I see little serious debate about position limits and exemptions for hedging and market making discussed anywhere else in the general media, or in the gold and silver blogosphere – just on these pages and, according to news reports, at the highest levels of government and commerce. Instead, I see endless debate about the level of Comex gold warehouse inventories and deliveries, and the latest GOFO rates (still goofy), and whether all the statistics from the Comex are invalid because of a disclaimer. This baffles me. What baffles me the most is that most Internet commentators fully accept that COMEX gold and silver prices are manipulated; it’s just that they all seem to want to come up with their own version for why gold and silver prices are manipulated, and what the signs will be for when it ends.
There is only one possible cause for a market manipulation – a market dominance brought about by a concentrated position or market share. Add in total trading control brought about by predatory computer trading and willing victims (the tech funds) and the manipulation picture is complete. JPMorgan has held a market corner on the short side of Comex silver for going on six years and has managed to flip a short market corner in Comex gold to a long market corner. The enforcement of legitimate position limits uncompromised by phony hedging or market making exemptions would make a market corner impossible. That’s the promise behind the proposals for position limits and the Volker Rule. – Silver analyst Ted Butler: 20 November 2013
Well, JPMorgan Chase et al took another big slice out of the gold and silver salamis again on Wednesday. All four precious metals are now at new lows for this move down. I said in The Wrap in yesterday’s column that: “I don’t expect much price action, except to the downside, between now and next Thursday.” I was right, but must admit that I wasn’t expecting “da boyz” to hit their respective prices so hard. You have to wonder how many long positions in silver and gold the technical funds and small trader have left to sell, and how many more short positions they’re prepared to put on. But based on the price activity and volume, they did it with abandon yesterday.
More reasons to consider moving assets out of the US banking and brokerage system while you still have time to do it. Check out the following New King World News Blog titled John Hathaway: “Warning – NSA to Oversee Individual Bank Accounts and Wealth.”
Neil Keenan, Karen Hudes and others (who for security, prefer to protect their identity) appear to have evidence of Global Collateral Accounts which contain up to 2.4 million tons of gold. This puts the stock to flow ratio at 1,000 years. This should not surprise anyone since mankind has been storing gold for at least 6,000 years, while destructive consumption is negligible. Much of this gold appears to be under the control of the bullion banks who are using it to suppress the paper price. This is enough gold to maintain a suppressed price at or (if they choose even) below the cost of production for 1,000 years at current delivery rates.

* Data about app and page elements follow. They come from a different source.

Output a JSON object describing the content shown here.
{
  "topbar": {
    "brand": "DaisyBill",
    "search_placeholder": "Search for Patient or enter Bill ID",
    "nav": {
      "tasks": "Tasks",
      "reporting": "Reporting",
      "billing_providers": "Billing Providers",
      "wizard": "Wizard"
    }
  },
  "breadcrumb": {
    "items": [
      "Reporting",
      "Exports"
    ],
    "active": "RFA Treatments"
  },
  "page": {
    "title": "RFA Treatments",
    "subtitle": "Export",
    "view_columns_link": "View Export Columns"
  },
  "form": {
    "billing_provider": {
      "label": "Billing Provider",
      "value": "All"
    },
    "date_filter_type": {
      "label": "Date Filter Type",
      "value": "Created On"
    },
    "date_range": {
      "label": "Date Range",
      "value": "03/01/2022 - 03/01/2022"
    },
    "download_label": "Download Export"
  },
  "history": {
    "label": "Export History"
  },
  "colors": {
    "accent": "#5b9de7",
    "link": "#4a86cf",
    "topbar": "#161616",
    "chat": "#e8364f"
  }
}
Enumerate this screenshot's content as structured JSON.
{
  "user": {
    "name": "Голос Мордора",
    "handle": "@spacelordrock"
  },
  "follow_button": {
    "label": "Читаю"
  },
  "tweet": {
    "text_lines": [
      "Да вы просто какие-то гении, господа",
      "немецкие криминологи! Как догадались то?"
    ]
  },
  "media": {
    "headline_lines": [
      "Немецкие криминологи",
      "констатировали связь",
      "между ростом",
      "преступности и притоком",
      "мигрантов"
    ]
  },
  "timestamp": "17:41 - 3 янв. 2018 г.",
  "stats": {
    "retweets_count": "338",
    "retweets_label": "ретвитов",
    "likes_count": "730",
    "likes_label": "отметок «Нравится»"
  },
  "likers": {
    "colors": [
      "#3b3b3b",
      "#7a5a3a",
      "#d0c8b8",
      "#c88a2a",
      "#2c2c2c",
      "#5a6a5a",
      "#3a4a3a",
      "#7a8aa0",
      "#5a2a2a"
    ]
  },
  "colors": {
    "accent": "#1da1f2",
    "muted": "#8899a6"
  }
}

I am not aware of any such large stock of silver which could be used to suppress the price of silver in this same way. Also, silver is consumed for a variety of products for which substitution is difficult. The price of silver can not be suppressed for as long as that of gold.
I don’t agree David!
It makes perfect sense to me when you are trying to purchase the metals at the most reduced price possible.
At this point, the Fed and major hedge funds have to realize what’s coming down the road and are most likely competing with India, China, the bullion Banks, etc. in removing as much “cheap” metal from the market as possible.